If you are in the process of getting divorced, it would be wise to consult a consumer attorney to analyze your financial circumstances, ensuring all of your obligations will be accounted for in the Divorce Decree/Separation Agreement, and to determine if you can handle paying them once you go back to a single income after the divorce.  If not, Bankruptcy may be the solution for a complete fresh start.

Here are some important questions you should contemplate during the divorce process to protect yourself:

1. Who will take the marital home and pay its related expenses?

If you are getting a divorce and taking over possession of the marital home, along with taking over the related expenses, especially the mortgage(s) on the home, be sure that your Divorce Decree states the terms of this transfer accurately.

Also, making a budget before the divorce is final will help you determine if you will be able to afford to stay in the home. If it is determined that you can, in fact, afford to live in the home after the divorce but cannot afford to pay your unsecured debts, then make sure the proper documents are recorded on the Land Records after the transfer. This will give you a paper trail you may need to provide in your Bankruptcy case later on when you discharge your unsecured debt.

2. Will you be responsible for credit cards in your ex-spouse’s name?

If so, make sure the Divorce Decree/Separation Agreement spells out all debt you will be taking responsibility for once the divorce is final, along with the last four digits of any account numbers. Once the divorce is final, be sure to contact each company in writing and have the accounts switched into your name, if possible. Wait at least six weeks and then review your credit report(s) to ensure accurate reporting.

3. Will you be ordered to pay alimony or child support?

Keep in mind that these particular types of “debts” are allowable deductible expenses in your Bankruptcy case; this means that they are taken into consideration when qualifying for Bankruptcy. Also, it is important to note that court-ordered alimony and child support are “priority debts” and cannot be discharged in most cases. It is vitally important to have all obligations in this category fully defined and explained in your Divorce Decree/Separation Agreement, as you will likely be fulfilling these obligations whether you file for Bankruptcy or not.

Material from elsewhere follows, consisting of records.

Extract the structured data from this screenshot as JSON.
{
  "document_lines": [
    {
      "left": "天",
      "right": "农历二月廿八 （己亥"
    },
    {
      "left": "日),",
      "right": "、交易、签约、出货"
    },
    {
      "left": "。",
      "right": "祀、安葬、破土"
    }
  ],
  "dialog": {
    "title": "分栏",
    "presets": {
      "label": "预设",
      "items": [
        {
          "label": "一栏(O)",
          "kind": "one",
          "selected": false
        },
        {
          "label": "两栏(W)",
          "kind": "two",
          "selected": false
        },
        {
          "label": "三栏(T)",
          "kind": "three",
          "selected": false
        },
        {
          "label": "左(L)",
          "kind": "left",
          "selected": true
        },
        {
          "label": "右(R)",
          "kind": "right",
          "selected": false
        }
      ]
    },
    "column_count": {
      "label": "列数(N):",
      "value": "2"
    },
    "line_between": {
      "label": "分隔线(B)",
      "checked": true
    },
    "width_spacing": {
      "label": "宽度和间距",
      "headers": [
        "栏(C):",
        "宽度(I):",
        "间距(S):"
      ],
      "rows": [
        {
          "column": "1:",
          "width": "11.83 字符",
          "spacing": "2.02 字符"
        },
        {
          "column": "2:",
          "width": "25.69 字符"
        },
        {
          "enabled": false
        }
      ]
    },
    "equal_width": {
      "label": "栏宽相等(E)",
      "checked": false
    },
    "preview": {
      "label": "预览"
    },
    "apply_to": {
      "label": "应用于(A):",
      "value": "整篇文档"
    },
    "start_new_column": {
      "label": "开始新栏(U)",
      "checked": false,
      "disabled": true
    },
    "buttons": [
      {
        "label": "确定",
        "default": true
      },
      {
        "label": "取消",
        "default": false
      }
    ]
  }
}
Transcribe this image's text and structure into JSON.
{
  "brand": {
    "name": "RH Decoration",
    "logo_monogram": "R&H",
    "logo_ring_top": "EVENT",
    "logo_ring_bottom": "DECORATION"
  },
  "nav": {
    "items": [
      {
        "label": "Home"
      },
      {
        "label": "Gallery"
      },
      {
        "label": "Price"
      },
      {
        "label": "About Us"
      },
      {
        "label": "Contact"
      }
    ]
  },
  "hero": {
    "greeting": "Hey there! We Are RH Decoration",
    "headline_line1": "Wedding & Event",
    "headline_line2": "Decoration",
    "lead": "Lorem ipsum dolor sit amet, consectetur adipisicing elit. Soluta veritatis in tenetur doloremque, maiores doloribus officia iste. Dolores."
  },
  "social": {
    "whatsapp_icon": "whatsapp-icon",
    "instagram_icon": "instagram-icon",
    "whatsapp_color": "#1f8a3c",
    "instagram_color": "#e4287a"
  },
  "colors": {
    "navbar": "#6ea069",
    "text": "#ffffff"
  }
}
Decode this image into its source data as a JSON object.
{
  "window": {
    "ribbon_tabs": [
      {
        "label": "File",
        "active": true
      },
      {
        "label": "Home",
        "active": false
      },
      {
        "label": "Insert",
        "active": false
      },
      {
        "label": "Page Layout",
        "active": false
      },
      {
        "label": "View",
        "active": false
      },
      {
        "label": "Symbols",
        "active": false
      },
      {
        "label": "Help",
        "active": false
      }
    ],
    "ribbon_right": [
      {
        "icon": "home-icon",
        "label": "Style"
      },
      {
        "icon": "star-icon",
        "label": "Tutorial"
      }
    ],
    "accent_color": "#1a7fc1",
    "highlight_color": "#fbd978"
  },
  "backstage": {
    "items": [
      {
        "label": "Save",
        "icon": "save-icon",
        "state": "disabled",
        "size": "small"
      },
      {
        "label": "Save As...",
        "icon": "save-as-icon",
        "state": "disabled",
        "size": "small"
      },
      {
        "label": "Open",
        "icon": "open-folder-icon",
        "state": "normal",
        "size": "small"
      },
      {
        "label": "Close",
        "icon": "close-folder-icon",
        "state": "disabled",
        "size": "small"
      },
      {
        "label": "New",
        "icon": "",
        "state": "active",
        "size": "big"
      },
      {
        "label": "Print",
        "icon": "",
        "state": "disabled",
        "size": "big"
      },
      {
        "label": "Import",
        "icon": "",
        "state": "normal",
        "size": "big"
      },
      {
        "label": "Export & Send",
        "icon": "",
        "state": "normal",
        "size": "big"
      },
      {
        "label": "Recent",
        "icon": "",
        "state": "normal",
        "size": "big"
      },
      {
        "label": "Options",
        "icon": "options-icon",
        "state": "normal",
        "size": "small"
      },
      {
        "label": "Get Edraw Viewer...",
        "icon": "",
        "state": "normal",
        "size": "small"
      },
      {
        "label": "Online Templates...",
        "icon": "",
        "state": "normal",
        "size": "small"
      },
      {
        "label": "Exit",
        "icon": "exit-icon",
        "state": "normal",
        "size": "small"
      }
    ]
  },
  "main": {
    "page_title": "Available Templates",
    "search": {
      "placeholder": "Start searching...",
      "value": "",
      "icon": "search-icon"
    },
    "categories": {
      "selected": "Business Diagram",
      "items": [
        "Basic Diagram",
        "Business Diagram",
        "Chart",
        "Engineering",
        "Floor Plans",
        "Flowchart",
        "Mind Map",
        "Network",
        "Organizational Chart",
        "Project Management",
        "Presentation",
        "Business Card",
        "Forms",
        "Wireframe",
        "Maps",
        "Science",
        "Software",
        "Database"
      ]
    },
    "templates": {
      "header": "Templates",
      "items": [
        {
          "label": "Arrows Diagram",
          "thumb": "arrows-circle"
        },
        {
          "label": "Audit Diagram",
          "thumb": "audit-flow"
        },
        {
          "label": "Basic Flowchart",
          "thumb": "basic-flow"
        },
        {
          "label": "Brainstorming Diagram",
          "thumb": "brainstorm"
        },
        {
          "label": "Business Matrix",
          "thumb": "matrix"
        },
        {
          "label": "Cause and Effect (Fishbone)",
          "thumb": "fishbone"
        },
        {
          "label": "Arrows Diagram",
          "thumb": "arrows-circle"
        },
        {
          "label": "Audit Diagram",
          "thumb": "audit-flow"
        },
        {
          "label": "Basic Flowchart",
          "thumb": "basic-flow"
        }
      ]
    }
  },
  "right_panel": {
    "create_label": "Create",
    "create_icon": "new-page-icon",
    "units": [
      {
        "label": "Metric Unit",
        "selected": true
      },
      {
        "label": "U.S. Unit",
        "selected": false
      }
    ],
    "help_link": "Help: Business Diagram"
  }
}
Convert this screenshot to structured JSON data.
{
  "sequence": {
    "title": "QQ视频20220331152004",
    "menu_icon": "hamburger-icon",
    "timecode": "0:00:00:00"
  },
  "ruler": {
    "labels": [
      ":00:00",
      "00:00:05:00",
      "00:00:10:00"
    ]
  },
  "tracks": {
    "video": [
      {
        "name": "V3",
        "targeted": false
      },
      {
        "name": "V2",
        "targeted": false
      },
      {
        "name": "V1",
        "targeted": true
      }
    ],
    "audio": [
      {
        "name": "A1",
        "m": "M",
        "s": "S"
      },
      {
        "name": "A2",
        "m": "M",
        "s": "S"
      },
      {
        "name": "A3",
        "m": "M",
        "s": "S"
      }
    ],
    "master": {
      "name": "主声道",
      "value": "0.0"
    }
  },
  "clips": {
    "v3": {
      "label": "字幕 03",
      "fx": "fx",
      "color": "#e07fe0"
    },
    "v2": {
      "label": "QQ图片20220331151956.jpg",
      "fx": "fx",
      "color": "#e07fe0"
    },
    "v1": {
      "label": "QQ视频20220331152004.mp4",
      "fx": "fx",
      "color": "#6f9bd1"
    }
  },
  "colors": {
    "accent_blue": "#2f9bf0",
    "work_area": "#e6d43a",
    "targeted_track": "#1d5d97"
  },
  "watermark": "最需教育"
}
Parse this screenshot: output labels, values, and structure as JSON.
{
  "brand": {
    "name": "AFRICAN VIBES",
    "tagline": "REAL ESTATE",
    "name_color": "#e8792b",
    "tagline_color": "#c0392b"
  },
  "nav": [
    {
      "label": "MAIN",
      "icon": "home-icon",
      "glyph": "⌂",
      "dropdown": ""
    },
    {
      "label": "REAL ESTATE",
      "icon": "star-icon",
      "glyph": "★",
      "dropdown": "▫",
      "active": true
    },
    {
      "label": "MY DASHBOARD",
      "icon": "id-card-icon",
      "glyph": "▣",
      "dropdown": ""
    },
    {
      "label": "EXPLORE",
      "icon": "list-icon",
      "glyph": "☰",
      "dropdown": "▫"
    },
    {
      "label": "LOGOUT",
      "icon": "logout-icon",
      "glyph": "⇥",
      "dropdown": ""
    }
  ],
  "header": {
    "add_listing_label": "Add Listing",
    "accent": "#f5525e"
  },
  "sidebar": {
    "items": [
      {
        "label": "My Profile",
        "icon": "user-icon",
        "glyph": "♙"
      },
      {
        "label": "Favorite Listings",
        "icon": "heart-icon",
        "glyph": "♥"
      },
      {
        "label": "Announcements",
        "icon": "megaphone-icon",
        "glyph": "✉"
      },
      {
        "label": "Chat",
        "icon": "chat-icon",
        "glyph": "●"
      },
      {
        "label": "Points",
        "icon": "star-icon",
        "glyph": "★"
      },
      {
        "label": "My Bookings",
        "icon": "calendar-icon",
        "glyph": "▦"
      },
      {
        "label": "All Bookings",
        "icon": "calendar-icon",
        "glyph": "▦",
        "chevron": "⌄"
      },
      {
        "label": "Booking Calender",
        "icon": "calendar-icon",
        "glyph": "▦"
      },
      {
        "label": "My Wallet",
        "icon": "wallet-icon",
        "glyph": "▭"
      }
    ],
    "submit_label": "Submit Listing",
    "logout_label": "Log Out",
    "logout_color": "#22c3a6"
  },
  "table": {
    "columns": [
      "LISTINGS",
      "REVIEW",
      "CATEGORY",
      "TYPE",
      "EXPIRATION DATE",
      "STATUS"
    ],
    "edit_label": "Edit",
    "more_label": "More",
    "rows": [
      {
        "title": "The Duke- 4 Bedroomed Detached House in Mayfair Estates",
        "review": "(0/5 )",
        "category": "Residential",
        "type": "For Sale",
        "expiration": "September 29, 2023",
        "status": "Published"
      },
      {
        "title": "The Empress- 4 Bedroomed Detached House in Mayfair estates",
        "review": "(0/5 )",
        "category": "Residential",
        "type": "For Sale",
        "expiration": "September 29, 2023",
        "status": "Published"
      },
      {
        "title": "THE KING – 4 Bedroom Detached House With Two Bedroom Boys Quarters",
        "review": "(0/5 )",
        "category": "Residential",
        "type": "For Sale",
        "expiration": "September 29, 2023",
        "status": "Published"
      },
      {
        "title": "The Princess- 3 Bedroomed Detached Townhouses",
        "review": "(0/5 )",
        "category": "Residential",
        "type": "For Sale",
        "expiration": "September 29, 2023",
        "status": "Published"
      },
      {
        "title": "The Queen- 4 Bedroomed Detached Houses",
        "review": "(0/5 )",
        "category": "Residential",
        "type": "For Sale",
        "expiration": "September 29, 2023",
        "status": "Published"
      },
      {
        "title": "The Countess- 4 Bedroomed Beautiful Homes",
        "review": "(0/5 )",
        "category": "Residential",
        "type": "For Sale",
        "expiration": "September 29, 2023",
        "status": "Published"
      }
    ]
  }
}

Filing for bankruptcy after a divorce is not the end of the world. In fact, it may be the best thing that ever happens to you, and will help you to move on and start fresh after your divorce.

For more information, please contact Attorney Theresa Rose DeGray at Consumer Legal Services, LLC at 203-713-8877.

Theresa-85-X3
Attorney Theresa Rose DeGray in the newspaper stacks at the Yale Library (New Haven, CT).